■ Material for this exercise:
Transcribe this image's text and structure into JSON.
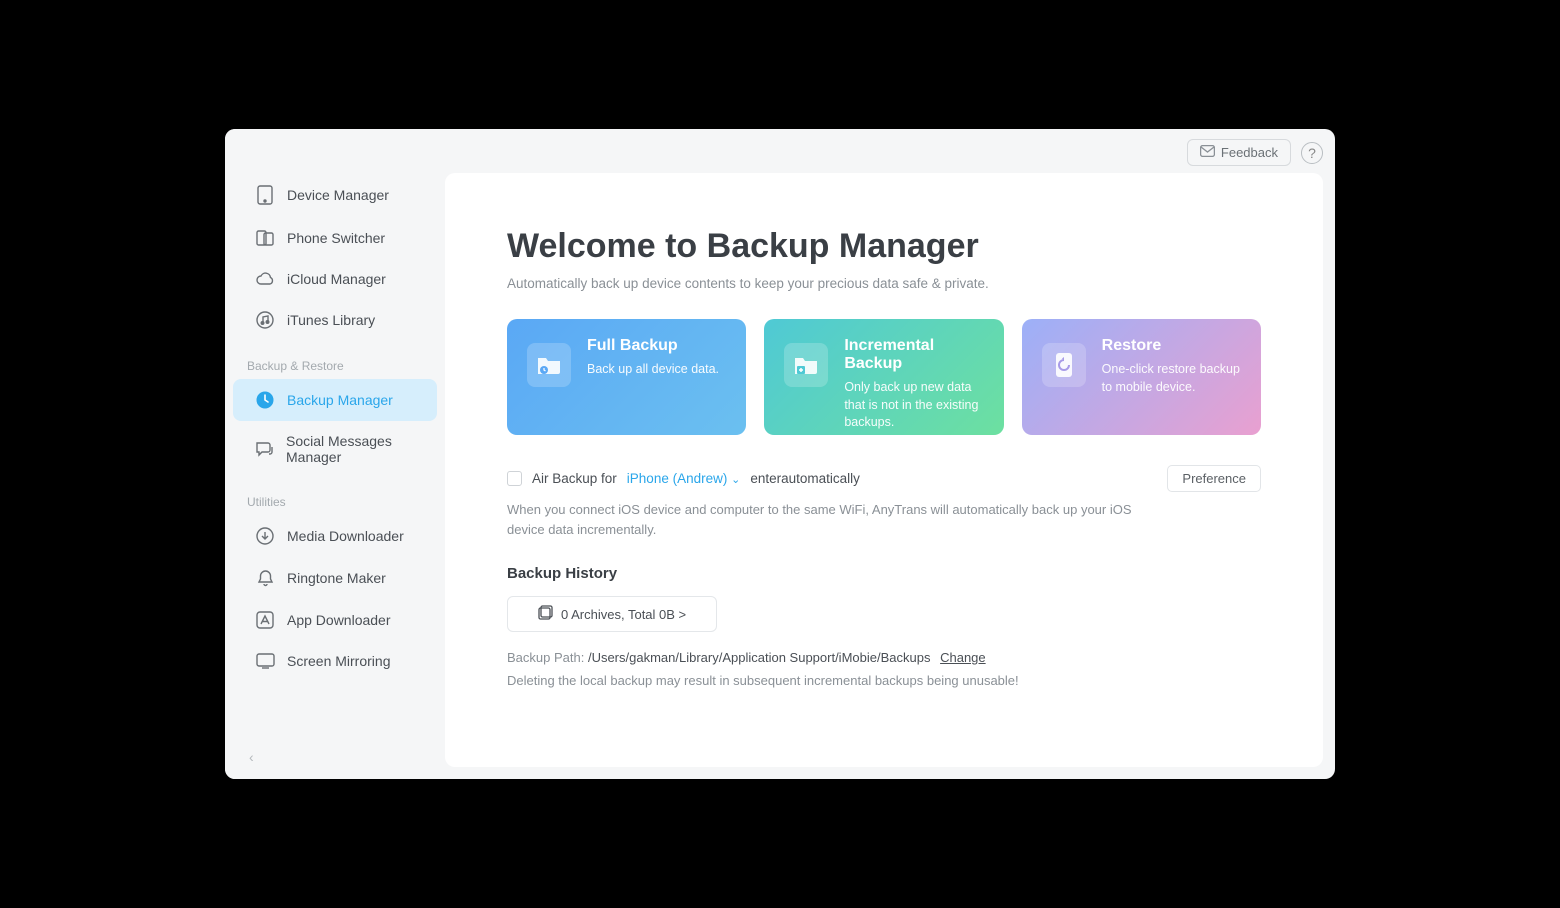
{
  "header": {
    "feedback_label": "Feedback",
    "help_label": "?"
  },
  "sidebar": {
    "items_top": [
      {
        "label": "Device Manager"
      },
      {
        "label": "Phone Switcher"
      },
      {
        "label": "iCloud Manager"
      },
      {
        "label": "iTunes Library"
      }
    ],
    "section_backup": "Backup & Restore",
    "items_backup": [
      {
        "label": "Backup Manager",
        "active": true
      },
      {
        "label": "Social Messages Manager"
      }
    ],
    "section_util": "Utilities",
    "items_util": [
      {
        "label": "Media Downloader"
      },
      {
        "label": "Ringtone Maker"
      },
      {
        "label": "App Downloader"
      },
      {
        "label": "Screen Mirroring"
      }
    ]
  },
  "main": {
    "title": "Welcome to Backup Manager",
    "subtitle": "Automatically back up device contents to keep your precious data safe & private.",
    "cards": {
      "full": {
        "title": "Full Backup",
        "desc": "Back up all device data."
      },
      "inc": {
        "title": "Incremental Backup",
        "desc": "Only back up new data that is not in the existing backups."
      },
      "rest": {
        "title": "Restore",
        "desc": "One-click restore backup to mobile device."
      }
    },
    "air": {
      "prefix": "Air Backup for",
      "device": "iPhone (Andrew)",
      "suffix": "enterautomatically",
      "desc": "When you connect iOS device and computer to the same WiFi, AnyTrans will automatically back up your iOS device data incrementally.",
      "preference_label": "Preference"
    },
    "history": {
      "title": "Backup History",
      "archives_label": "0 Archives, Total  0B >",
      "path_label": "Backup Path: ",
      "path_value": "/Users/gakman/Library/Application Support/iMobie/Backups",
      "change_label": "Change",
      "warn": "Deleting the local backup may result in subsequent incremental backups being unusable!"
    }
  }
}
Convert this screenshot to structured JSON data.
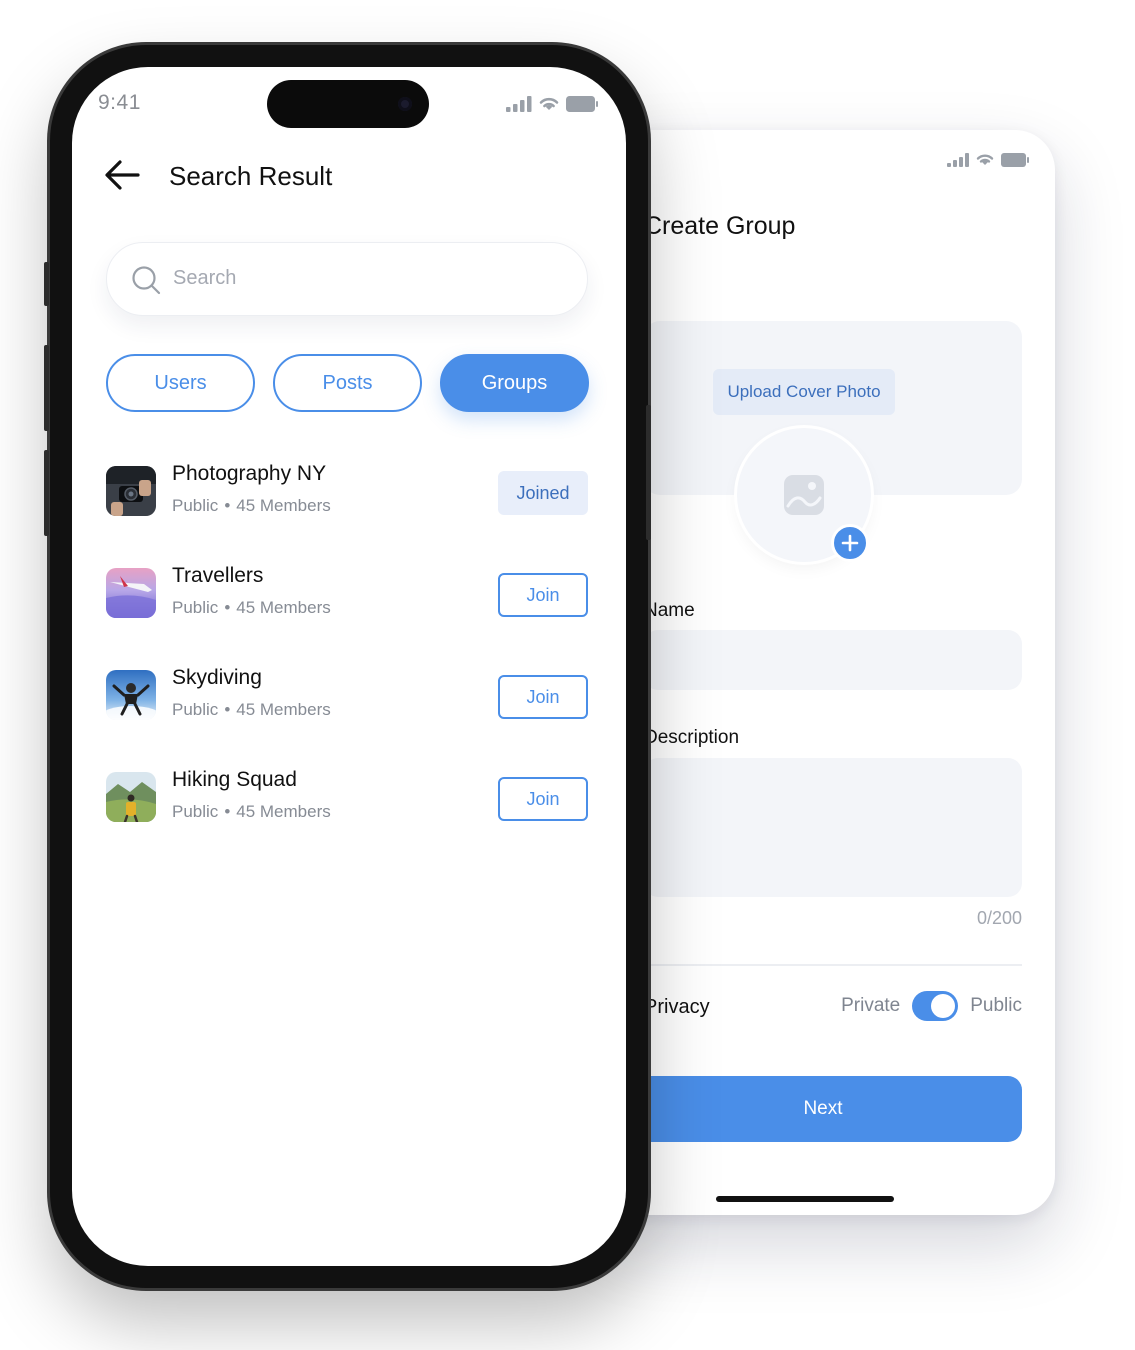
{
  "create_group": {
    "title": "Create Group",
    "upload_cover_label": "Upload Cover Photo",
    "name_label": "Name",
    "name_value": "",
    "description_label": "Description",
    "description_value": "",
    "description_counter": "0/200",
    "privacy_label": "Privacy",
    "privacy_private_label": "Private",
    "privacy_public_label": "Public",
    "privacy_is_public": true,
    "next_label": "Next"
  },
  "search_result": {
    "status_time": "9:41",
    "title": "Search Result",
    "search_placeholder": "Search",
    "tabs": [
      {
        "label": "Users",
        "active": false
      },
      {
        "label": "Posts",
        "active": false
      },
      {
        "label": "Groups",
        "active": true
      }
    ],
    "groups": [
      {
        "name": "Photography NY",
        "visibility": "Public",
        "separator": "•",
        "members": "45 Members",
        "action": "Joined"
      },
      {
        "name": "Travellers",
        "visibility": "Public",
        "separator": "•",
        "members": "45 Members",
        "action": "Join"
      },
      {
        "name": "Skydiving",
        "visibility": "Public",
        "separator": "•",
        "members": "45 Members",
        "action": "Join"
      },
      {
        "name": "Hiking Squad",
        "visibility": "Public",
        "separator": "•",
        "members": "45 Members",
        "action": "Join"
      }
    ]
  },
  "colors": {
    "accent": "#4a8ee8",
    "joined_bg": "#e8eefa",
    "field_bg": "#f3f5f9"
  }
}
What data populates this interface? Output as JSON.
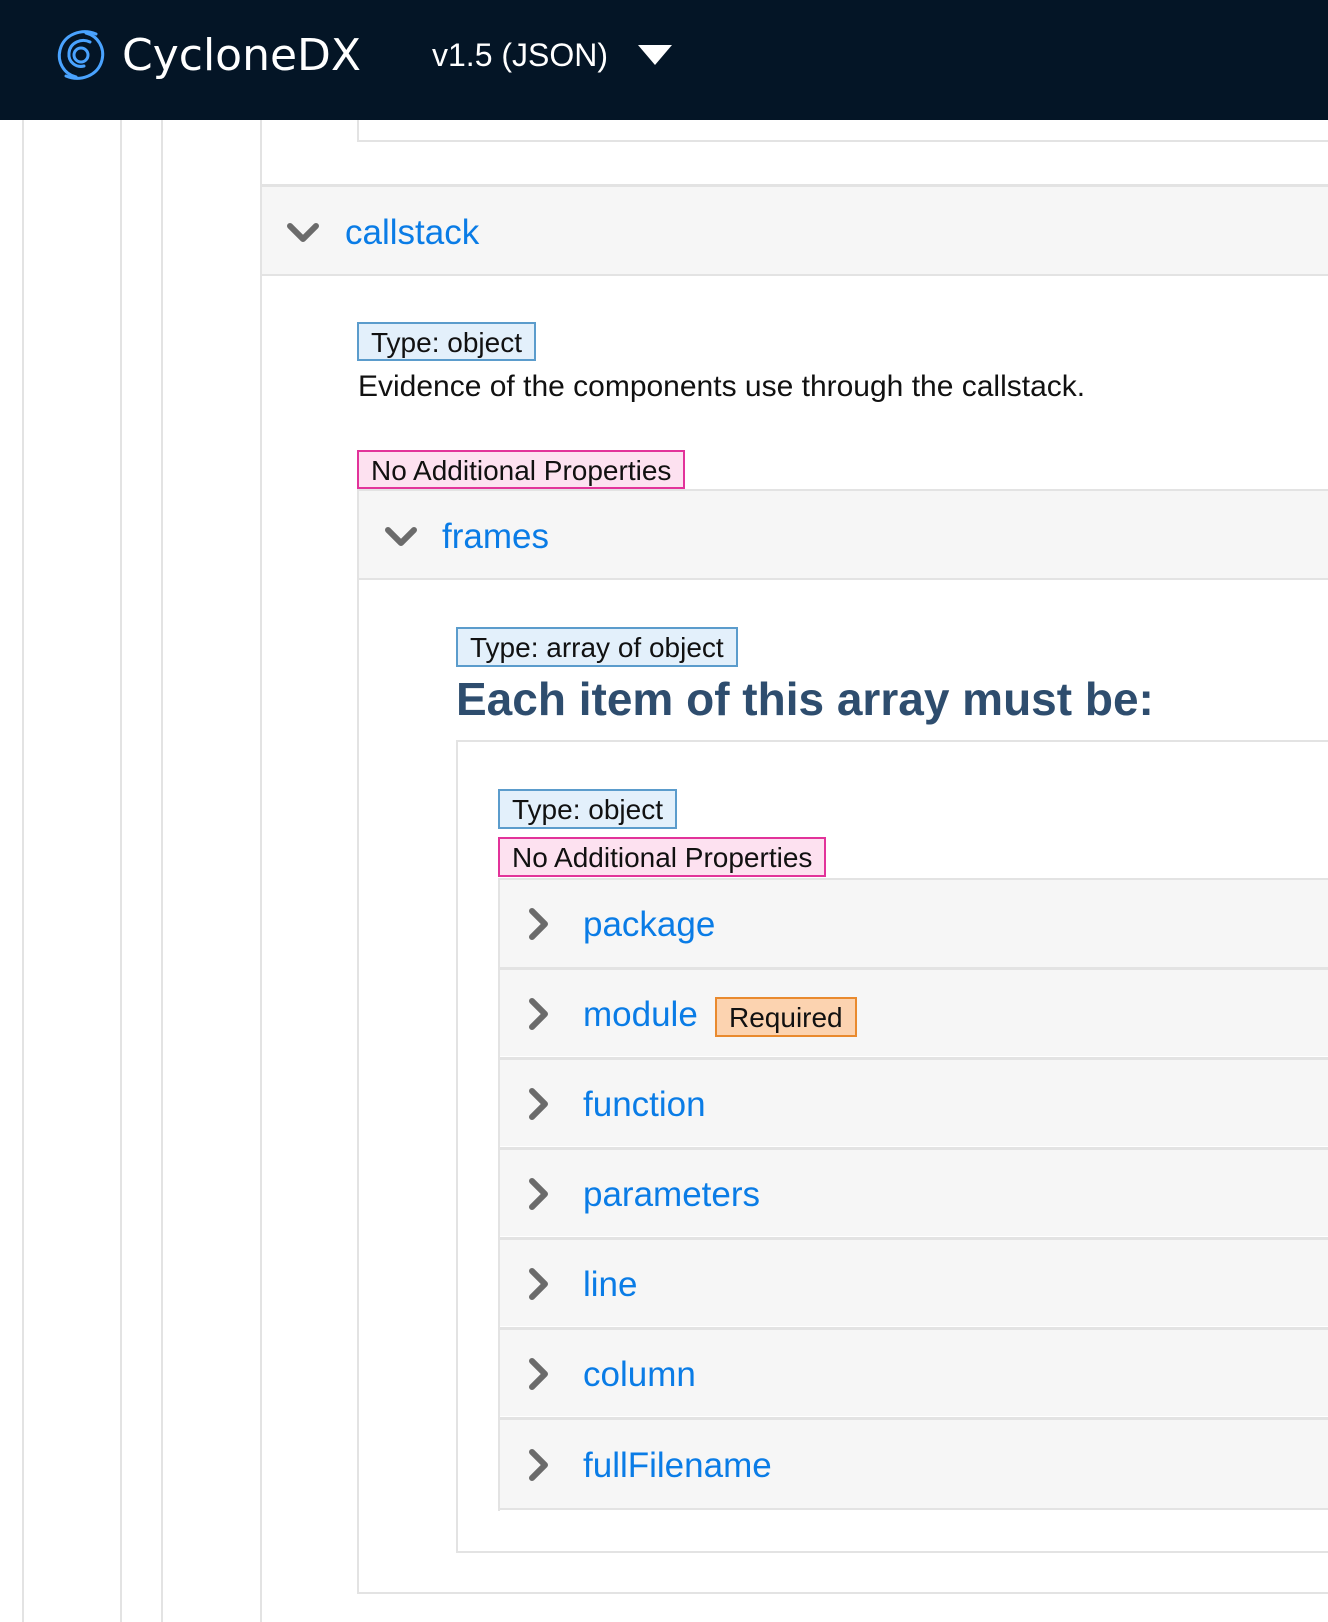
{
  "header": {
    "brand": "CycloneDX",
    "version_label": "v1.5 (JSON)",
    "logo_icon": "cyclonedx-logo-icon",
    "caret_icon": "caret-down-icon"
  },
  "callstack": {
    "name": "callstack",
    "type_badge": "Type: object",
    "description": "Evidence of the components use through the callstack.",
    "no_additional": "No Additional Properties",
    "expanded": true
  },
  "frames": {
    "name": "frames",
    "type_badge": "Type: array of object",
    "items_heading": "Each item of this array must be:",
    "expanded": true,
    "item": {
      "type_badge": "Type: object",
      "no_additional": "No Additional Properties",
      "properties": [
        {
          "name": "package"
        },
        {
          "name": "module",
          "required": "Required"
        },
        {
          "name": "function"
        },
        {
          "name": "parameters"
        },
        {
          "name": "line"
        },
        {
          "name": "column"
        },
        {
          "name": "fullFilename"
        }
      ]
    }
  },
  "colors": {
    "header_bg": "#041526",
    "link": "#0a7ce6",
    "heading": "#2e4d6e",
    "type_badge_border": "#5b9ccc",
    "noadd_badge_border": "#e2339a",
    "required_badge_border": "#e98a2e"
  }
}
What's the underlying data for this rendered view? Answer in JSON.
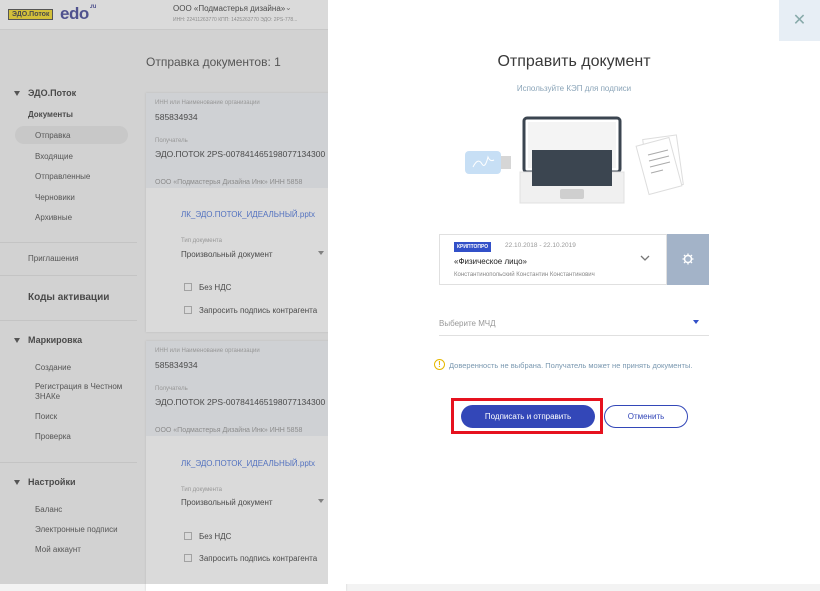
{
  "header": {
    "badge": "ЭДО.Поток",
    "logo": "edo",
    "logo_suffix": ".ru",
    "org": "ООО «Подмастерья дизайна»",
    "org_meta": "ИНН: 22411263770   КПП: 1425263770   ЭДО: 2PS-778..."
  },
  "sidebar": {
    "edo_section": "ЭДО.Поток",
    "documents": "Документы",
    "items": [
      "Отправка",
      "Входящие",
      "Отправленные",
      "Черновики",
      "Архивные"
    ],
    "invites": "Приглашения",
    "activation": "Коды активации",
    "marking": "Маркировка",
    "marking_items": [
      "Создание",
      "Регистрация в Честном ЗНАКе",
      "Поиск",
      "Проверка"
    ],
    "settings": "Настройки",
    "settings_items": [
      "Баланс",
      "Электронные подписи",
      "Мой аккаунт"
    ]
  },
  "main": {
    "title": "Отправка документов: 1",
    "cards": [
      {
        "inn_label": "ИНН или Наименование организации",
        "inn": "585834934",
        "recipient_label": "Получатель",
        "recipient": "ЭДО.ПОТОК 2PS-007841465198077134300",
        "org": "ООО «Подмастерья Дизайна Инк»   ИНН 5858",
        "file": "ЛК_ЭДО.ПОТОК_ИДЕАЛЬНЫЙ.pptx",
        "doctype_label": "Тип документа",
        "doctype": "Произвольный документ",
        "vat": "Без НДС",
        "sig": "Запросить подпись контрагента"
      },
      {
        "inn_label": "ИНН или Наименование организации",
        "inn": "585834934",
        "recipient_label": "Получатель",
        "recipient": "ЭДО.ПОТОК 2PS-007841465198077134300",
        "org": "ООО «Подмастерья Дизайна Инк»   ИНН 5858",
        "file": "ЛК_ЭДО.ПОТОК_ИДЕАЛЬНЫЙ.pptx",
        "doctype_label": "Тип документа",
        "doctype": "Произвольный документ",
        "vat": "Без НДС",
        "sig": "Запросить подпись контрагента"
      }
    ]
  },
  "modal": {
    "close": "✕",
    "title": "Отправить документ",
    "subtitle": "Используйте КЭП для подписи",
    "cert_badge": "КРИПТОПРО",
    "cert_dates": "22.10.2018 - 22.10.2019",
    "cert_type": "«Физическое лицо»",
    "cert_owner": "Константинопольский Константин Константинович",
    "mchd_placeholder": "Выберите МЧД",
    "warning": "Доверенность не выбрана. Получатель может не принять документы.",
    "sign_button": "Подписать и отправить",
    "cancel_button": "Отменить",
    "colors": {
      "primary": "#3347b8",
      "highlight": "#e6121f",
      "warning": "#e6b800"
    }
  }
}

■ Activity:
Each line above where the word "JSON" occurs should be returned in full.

■ Exercise output:
Transcribe this image's text and structure into JSON.
Convert this screenshot to structured JSON data.
What data populates this interface? Output as JSON.
    "version_label": "v1.5 (JSON)",
What's the underlying data for this rendered view? Answer in JSON.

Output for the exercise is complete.